Department of Botany, the University, Manchester M13 9PL, U.K.
BREEDING BEHAVIOUR AND POPULATION DIFFERENTIATION IN THE HEXAPLOID GRASS KOELERIA VALLESIANA (HONCK.) BERTOL.
Article first published online: 2 MAY 2006
Volume 83, Issue 2, pages 537–547, September 1979
How to Cite
CALLOW, R. S. and Parker, J. S. (1979), BREEDING BEHAVIOUR AND POPULATION DIFFERENTIATION IN THE HEXAPLOID GRASS KOELERIA VALLESIANA (HONCK.) BERTOL. New Phytologist, 83: 537–547. doi: 10.1111/j.1469-8137.1979.tb07475.x
- Issue published online: 2 MAY 2006
- Article first published online: 2 MAY 2006
- (Accepted 10 November 1978)
In Britain, the hexaploid perennial grass Koeleria vallesiana (Honck.) Bertol. is confined to the western end of the Mendip Hills but is widespread in western Europe. Comparisons of the marginal British populations with continental populations from France indicate that there are no differences in breeding behaviour or genetic variability. There are, however, greater geneti differences in morphological characters between British and French material than between British populations. In addition, the Mendip populations, which are topographically isolated, show significant differences in morphology which are genetic in origin.
Comparisons of floret fertility under different systems of mating indicate that K. vallesiana is a self-incompatible outbreeder.
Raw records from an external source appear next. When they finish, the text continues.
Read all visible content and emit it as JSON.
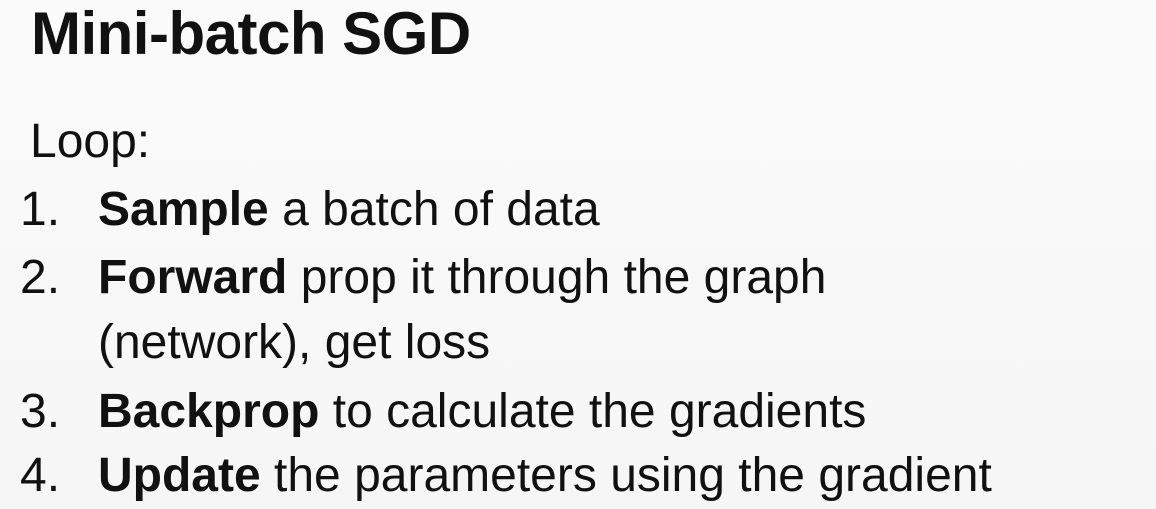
{
  "slide": {
    "title": "Mini-batch SGD",
    "loop_label": "Loop:",
    "items": [
      {
        "number": "1.",
        "keyword": "Sample",
        "rest": " a batch of data"
      },
      {
        "number": "2.",
        "keyword": "Forward",
        "rest": " prop it through the graph",
        "continuation": "(network), get loss"
      },
      {
        "number": "3.",
        "keyword": "Backprop",
        "rest": " to calculate the gradients"
      },
      {
        "number": "4.",
        "keyword": "Update",
        "rest": " the parameters using the gradient"
      }
    ]
  }
}
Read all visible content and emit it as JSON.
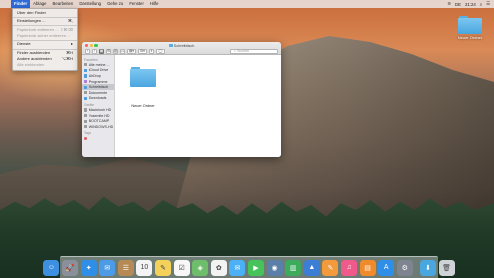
{
  "menubar": {
    "apple_glyph": "",
    "items": [
      "Finder",
      "Ablage",
      "Bearbeiten",
      "Darstellung",
      "Gehe zu",
      "Fenster",
      "Hilfe"
    ],
    "status": {
      "clock": "21:24",
      "language": "DE"
    }
  },
  "finder_menu": {
    "items": [
      {
        "label": "Über den Finder",
        "shortcut": "",
        "enabled": true
      },
      {
        "separator": true
      },
      {
        "label": "Einstellungen ...",
        "shortcut": "⌘,",
        "enabled": true
      },
      {
        "separator": true
      },
      {
        "label": "Papierkorb entleeren ...",
        "shortcut": "⇧⌘⌫",
        "enabled": false
      },
      {
        "label": "Papierkorb sicher entleeren ...",
        "shortcut": "",
        "enabled": false
      },
      {
        "separator": true
      },
      {
        "label": "Dienste",
        "shortcut": "▸",
        "enabled": true
      },
      {
        "separator": true
      },
      {
        "label": "Finder ausblenden",
        "shortcut": "⌘H",
        "enabled": true
      },
      {
        "label": "Andere ausblenden",
        "shortcut": "⌥⌘H",
        "enabled": true
      },
      {
        "label": "Alle einblenden",
        "shortcut": "",
        "enabled": false
      }
    ]
  },
  "desktop": {
    "folder_label": "Neuer Ordner"
  },
  "finder_window": {
    "title": "Schreibtisch",
    "search_placeholder": "Suchen",
    "sidebar": {
      "sections": [
        {
          "title": "Favoriten",
          "items": [
            {
              "label": "Alle meine ...",
              "icon": "all-files-icon",
              "color": "#9a9a9a"
            },
            {
              "label": "iCloud Drive",
              "icon": "cloud-icon",
              "color": "#4a9ee0"
            },
            {
              "label": "AirDrop",
              "icon": "airdrop-icon",
              "color": "#4a9ee0"
            },
            {
              "label": "Programme",
              "icon": "applications-icon",
              "color": "#b07ad8"
            },
            {
              "label": "Schreibtisch",
              "icon": "desktop-icon",
              "color": "#4a9ee0",
              "selected": true
            },
            {
              "label": "Dokumente",
              "icon": "documents-icon",
              "color": "#9a9a9a"
            },
            {
              "label": "Downloads",
              "icon": "downloads-icon",
              "color": "#4a9ee0"
            }
          ]
        },
        {
          "title": "Geräte",
          "items": [
            {
              "label": "Macintosh HD",
              "icon": "disk-icon",
              "color": "#9a9a9a"
            },
            {
              "label": "Yosemite HD",
              "icon": "disk-icon",
              "color": "#9a9a9a"
            },
            {
              "label": "BOOTCAMP",
              "icon": "disk-icon",
              "color": "#9a9a9a"
            },
            {
              "label": "WINDOWS-HD",
              "icon": "disk-icon",
              "color": "#9a9a9a"
            }
          ]
        },
        {
          "title": "Tags",
          "items": [
            {
              "label": "",
              "icon": "tag-red-icon",
              "color": "#e05a5a"
            }
          ]
        }
      ]
    },
    "content": {
      "folder_label": "Neuer Ordner"
    }
  },
  "dock": {
    "apps": [
      {
        "name": "finder-icon",
        "color": "#3d8fe0",
        "glyph": "☺"
      },
      {
        "name": "launchpad-icon",
        "color": "#8a8f99",
        "glyph": "🚀"
      },
      {
        "name": "safari-icon",
        "color": "#2f8ee8",
        "glyph": "✦"
      },
      {
        "name": "mail-icon",
        "color": "#4b9be6",
        "glyph": "✉"
      },
      {
        "name": "contacts-icon",
        "color": "#b58a55",
        "glyph": "☰"
      },
      {
        "name": "calendar-icon",
        "color": "#f4f4f4",
        "glyph": "10"
      },
      {
        "name": "notes-icon",
        "color": "#f3d15a",
        "glyph": "✎"
      },
      {
        "name": "reminders-icon",
        "color": "#f7f7f7",
        "glyph": "☑"
      },
      {
        "name": "maps-icon",
        "color": "#6dbd6a",
        "glyph": "◈"
      },
      {
        "name": "photos-icon",
        "color": "#f3f3f3",
        "glyph": "✿"
      },
      {
        "name": "messages-icon",
        "color": "#4bb0f5",
        "glyph": "✉"
      },
      {
        "name": "facetime-icon",
        "color": "#46c35a",
        "glyph": "▶"
      },
      {
        "name": "iphoto-icon",
        "color": "#5a7fa8",
        "glyph": "◉"
      },
      {
        "name": "numbers-icon",
        "color": "#3cab5c",
        "glyph": "▥"
      },
      {
        "name": "keynote-icon",
        "color": "#3c7ed6",
        "glyph": "▲"
      },
      {
        "name": "pages-icon",
        "color": "#f39a3c",
        "glyph": "✎"
      },
      {
        "name": "itunes-icon",
        "color": "#f05a8a",
        "glyph": "♫"
      },
      {
        "name": "ibooks-icon",
        "color": "#f08a2a",
        "glyph": "▤"
      },
      {
        "name": "app-store-icon",
        "color": "#2f8ee8",
        "glyph": "A"
      },
      {
        "name": "system-preferences-icon",
        "color": "#7f8590",
        "glyph": "⚙"
      }
    ],
    "trailing": [
      {
        "name": "downloads-stack-icon",
        "color": "#4aa6df",
        "glyph": "⬇"
      },
      {
        "name": "trash-icon",
        "color": "#cfd3d8",
        "glyph": "🗑"
      }
    ]
  }
}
Florets collected from the wild show low fertility (c. 5%) in common with other outbreeding perennial grasses.